“…In this awful adversity they alone gave practical proof of their sympathy and humanity. All day long some of them tended to the dying and to their burial, countless numbers with no one to care for them. Others gathered together from all part of the city, a multitude of those withered from famine and distributed bread to them all…” (2)
Dionysius, Bishop of Alexandria, said that they tended the sick gladly and that many who nursed others to health died themselves. It was in part because of their behavior during the plagues that the Roman Emperor Constantine established a policy of toleration for the religion called Christianity and later adopted it as the state religion.(3)
In the plague of the 3rd century, Bishop Cyprian encouraged his flock with these words that I think are worth recounting:
“What a grandeur of spirit it is to struggle with all the powers of an unshaken mind against so many onsets of devastation and death! What sublimity to stand erect amid he desolation of the human race, and not to lie prostrate with those who have no hope in God; but rather to rejoice, and to embrace the benefit of the occasion…” (2)

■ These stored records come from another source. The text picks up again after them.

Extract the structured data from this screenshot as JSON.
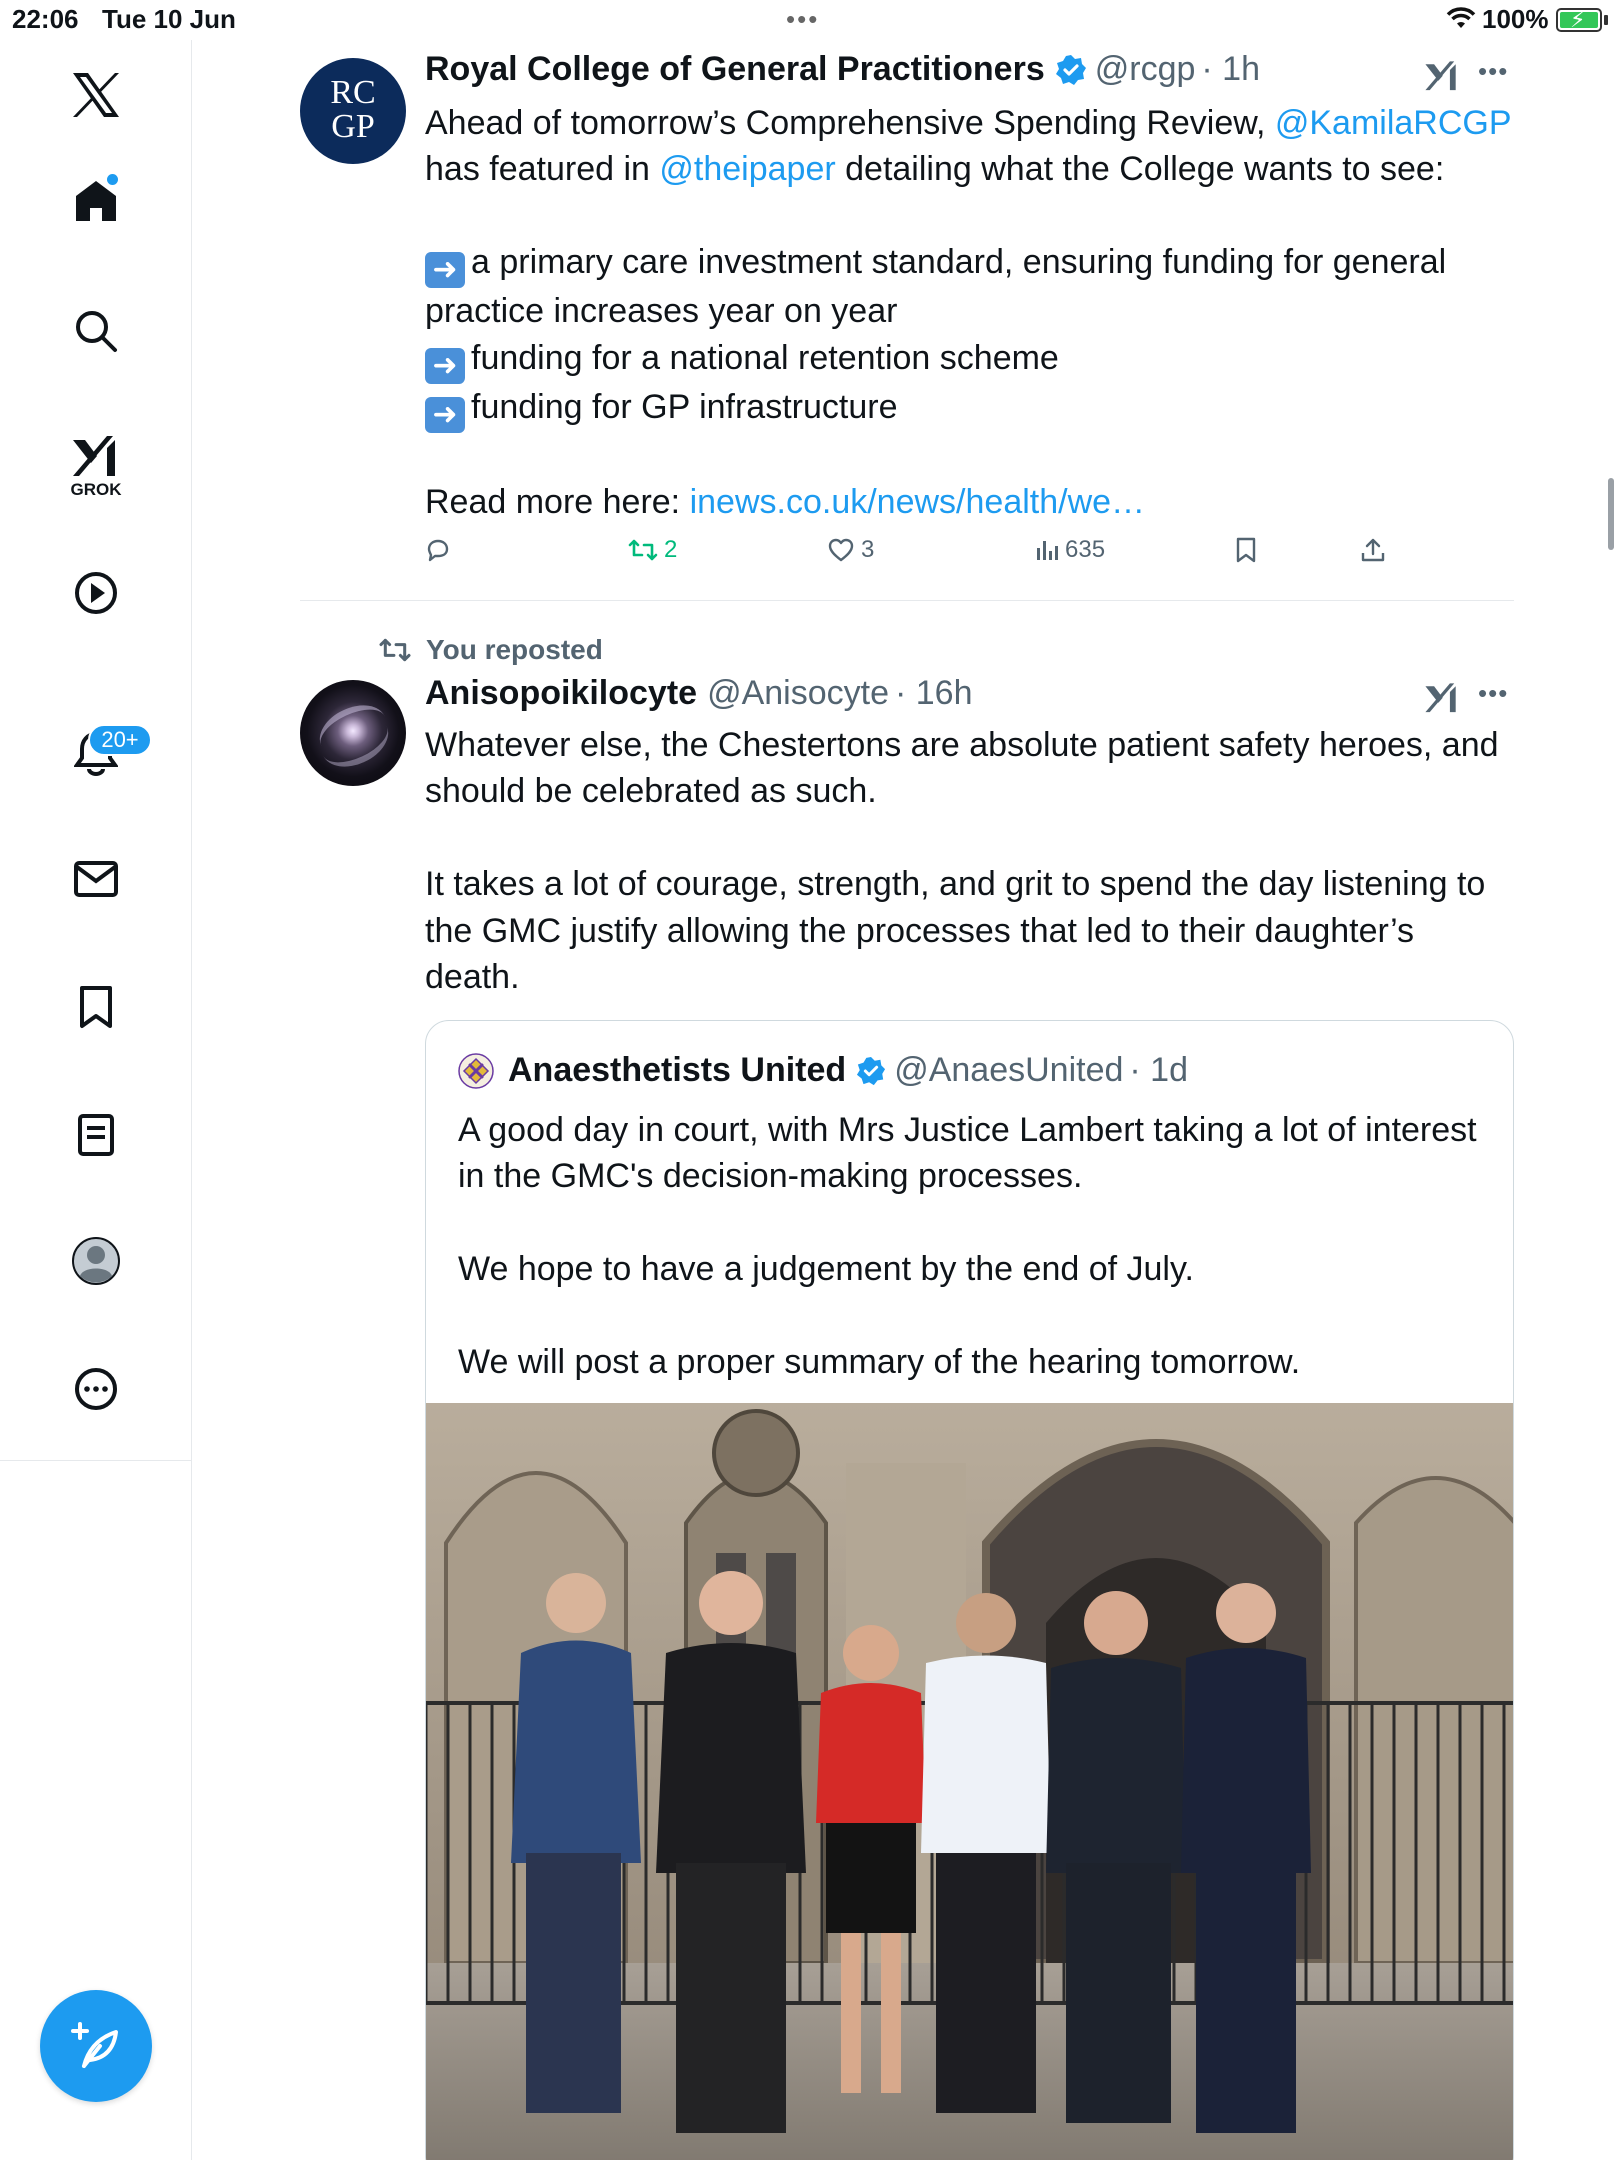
{
  "status_bar": {
    "time": "22:06",
    "date": "Tue 10 Jun",
    "battery": "100%"
  },
  "sidebar": {
    "items": [
      {
        "name": "home",
        "label": "Home"
      },
      {
        "name": "explore",
        "label": "Explore"
      },
      {
        "name": "grok",
        "label": "GROK"
      },
      {
        "name": "video",
        "label": "Video"
      },
      {
        "name": "notifications",
        "label": "Notifications",
        "badge": "20+"
      },
      {
        "name": "messages",
        "label": "Messages"
      },
      {
        "name": "bookmarks",
        "label": "Bookmarks"
      },
      {
        "name": "lists",
        "label": "Lists"
      },
      {
        "name": "profile",
        "label": "Profile"
      },
      {
        "name": "more",
        "label": "More"
      }
    ],
    "grok_label": "GROK",
    "notifications_badge": "20+"
  },
  "tweets": [
    {
      "author": "Royal College of General Practitioners",
      "handle": "@rcgp",
      "time": "· 1h",
      "avatar": {
        "line1": "RC",
        "line2": "GP"
      },
      "text": {
        "l1_pre": "Ahead of tomorrow’s Comprehensive Spending Review, ",
        "l1_link": "@KamilaRCGP",
        "l2_pre": "has featured in ",
        "l2_link": "@theipaper",
        "l2_post": " detailing what the College wants to see:",
        "b1a": "a primary care investment standard, ensuring funding for general",
        "b1b": "practice increases year on year",
        "b2": "funding for a national retention scheme",
        "b3": "funding for GP infrastructure",
        "read_more": "Read more here: ",
        "read_more_link": "inews.co.uk/news/health/we…"
      },
      "actions": {
        "replies": "",
        "reposts": "2",
        "likes": "3",
        "views": "635"
      }
    },
    {
      "repost_label": "You reposted",
      "author": "Anisopoikilocyte",
      "handle": "@Anisocyte",
      "time": "· 16h",
      "text": {
        "l1": "Whatever else, the Chestertons are absolute patient safety heroes, and",
        "l2": "should be celebrated as such.",
        "l3": "It takes a lot of courage, strength, and grit to spend the day listening to",
        "l4": "the GMC justify allowing the processes that led to their daughter’s",
        "l5": "death."
      },
      "quote": {
        "author": "Anaesthetists United",
        "handle": "@AnaesUnited",
        "time": "· 1d",
        "l1": "A good day in court, with Mrs Justice Lambert taking a lot of interest",
        "l2": "in the GMC's decision-making processes.",
        "l3": "We hope to have a judgement by the end of July.",
        "l4": "We will post a proper summary of the hearing tomorrow."
      }
    }
  ],
  "colors": {
    "accent": "#1d9bf0",
    "text": "#0f1419",
    "secondary": "#536471",
    "retweet": "#00ba7c",
    "rcgp_navy": "#0c2b5b"
  },
  "icons": [
    "x-logo-icon",
    "home-icon",
    "search-icon",
    "grok-icon",
    "video-icon",
    "bell-icon",
    "mail-icon",
    "bookmark-icon",
    "list-icon",
    "profile-icon",
    "more-circle-icon",
    "compose-icon",
    "reply-icon",
    "retweet-icon",
    "heart-icon",
    "views-icon",
    "share-icon",
    "verified-icon"
  ]
}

In the 21st century, I thought most people considered mercy a virtue they should demonstrate, even if they don’t subscribe to the faith that produced it. However, the unattended patient in front of the closed door of his doctor’s office is a picture of 1st century pagan Rome. I’d like to emulate my friend and colleague who demonstrated the powers of an unshaken mind. Against much devastation and death, perhaps we can all strive to stand erect amid the desolation of the human race. Thankfully, COVID-19 does not compare to the plagues of Europe, and we face it with the most advanced technology in human history. Nevertheless, it is easier to embrace the “benefit of the occasion” if you have hope in God.

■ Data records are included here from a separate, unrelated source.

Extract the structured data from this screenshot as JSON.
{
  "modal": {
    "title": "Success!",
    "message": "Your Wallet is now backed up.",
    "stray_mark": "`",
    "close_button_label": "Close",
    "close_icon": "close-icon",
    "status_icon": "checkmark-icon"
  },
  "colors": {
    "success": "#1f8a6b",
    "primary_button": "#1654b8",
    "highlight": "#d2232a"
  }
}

- Cyprian. “On the Mortality”, Treatise VII in The Treatises of Cyprian. Fathers of the Third Century, volume V of The Ante-Nicene Fathers. W.W. Eerdmans, 1986, VII.14. Kyle Harper in The Fate of Rome: Climate, Disease, and the End of an Empire (Princeton U. Press, 2015) analyzes the evidence and suggests the Cyprian plague was a viral hemorrhagic fever like Ebola.
- The Church History, 9.8.
- Rodney Stark. The Triumph of Christianity: How the Jesus Movement Became the World’s Largest Religion. Harper One, 2011, 111-119.
Excerpted from a longer article by Diana Severance, Ph.D.
Director, Dunham Bible Museum, Houston, Texas